One awesome project designed to help reverse what humans have done to marine animals is currently in the works in Iceland. Over the past six years, the Sea Life Trust, an organization dedicated to preserving the world’s oceans and the precious aquatic creatures that dwell in them, has been devising a plan to open the world’s first open-sea sanctuary for beluga whales.

Next spring, the Conservation charity will officially establish the whale refuge they’ve been working so hard to bring into existence. The history-making sanctuary’s first residents will be two female beluga whales, Little White and Little Grey. These huge beauties will travel more than 6,000 miles from the Chinese aquarium where they currently live to a new home that will be far more accommodating for them: a natural bay just off the coast of Southern Iceland.

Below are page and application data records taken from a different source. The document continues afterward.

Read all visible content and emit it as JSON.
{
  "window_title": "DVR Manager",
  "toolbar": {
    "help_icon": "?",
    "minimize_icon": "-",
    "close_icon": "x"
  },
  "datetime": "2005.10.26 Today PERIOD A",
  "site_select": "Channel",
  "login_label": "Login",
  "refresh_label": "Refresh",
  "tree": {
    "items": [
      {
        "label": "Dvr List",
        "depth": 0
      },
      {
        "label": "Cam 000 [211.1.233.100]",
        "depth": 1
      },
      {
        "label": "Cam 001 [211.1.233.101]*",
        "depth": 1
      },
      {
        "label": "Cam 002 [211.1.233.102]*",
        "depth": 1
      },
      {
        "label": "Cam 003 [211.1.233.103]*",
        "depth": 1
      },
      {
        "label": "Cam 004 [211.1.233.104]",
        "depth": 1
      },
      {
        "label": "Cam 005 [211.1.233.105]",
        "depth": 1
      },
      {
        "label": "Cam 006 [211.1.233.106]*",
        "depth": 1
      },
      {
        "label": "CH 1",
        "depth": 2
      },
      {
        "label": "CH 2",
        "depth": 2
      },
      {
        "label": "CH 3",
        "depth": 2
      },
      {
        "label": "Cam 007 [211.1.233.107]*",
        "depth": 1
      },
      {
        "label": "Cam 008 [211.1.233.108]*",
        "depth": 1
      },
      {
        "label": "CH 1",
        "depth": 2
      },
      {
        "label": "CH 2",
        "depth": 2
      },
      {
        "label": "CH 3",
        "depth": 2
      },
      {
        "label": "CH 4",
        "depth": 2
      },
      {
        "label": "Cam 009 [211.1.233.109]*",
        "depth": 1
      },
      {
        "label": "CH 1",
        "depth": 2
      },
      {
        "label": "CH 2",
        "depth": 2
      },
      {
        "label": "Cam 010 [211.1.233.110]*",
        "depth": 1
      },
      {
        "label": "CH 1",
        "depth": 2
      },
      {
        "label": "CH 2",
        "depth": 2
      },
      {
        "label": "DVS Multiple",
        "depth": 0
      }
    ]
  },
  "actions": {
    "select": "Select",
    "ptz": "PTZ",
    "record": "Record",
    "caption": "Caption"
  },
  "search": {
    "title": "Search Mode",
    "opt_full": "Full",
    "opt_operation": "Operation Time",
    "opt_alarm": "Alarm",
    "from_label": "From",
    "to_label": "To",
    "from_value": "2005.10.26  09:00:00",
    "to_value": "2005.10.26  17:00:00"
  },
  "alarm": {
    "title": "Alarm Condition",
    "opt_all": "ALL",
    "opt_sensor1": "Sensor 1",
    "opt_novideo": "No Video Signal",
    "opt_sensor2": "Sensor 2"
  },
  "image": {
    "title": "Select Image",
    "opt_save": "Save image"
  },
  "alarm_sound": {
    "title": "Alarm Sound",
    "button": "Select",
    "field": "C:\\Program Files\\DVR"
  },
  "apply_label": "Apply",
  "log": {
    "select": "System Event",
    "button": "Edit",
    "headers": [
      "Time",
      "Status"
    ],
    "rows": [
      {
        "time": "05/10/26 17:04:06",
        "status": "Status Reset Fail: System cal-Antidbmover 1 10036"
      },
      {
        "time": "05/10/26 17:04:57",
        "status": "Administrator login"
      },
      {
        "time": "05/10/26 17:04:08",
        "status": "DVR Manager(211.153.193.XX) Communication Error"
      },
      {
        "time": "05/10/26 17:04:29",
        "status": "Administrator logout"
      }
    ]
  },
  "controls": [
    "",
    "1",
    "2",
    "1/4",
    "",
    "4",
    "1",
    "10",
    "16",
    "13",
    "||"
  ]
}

Although the journey will be long and involve travel by water, air, and land, something tells us the trip will be well worth it. After all, it will bring these whales back to a place where they will have plenty of room to swim and live the happy, carefree life they were meant to live.

Since they’ve been held in captivity, these creatures will continue to be dependent on humans for the rest of their lives, meaning they could never again survive in the wild. With this in mind, they will be restricted to a 32,000-square-meter pen for their own well-being. While this is not ideal for the belugas, who at one time had total freedom to swim wherever they pleased, it is certainly a much better fate for them than continuing to perform for aquarium visitors in an unfittingly small tank.

According to the Sea Life Trust’s website, its Beluga Whale Sanctuary in Iceland will be “one of the biggest developments in captive whale and dolphin care and protection in decades.” Furthermore, the organization is optimistic that the project “will help to encourage the rehabilitation of more captive whales into natural environments in the future, and one day bring an end to whale and dolphin entertainment shows.” We’d say that’s definitely a worthwhile cause!

If you’d like to Support the Sea Life Trust in its efforts to create a sanctuary where whales can thrive, please consider donating whatever you can to this amazing charity. Every penny counts in helping to secure a better future for Little Grey, Little White, and the countless other whales who have been used for human benefit for far too long!

Image Source: Flickr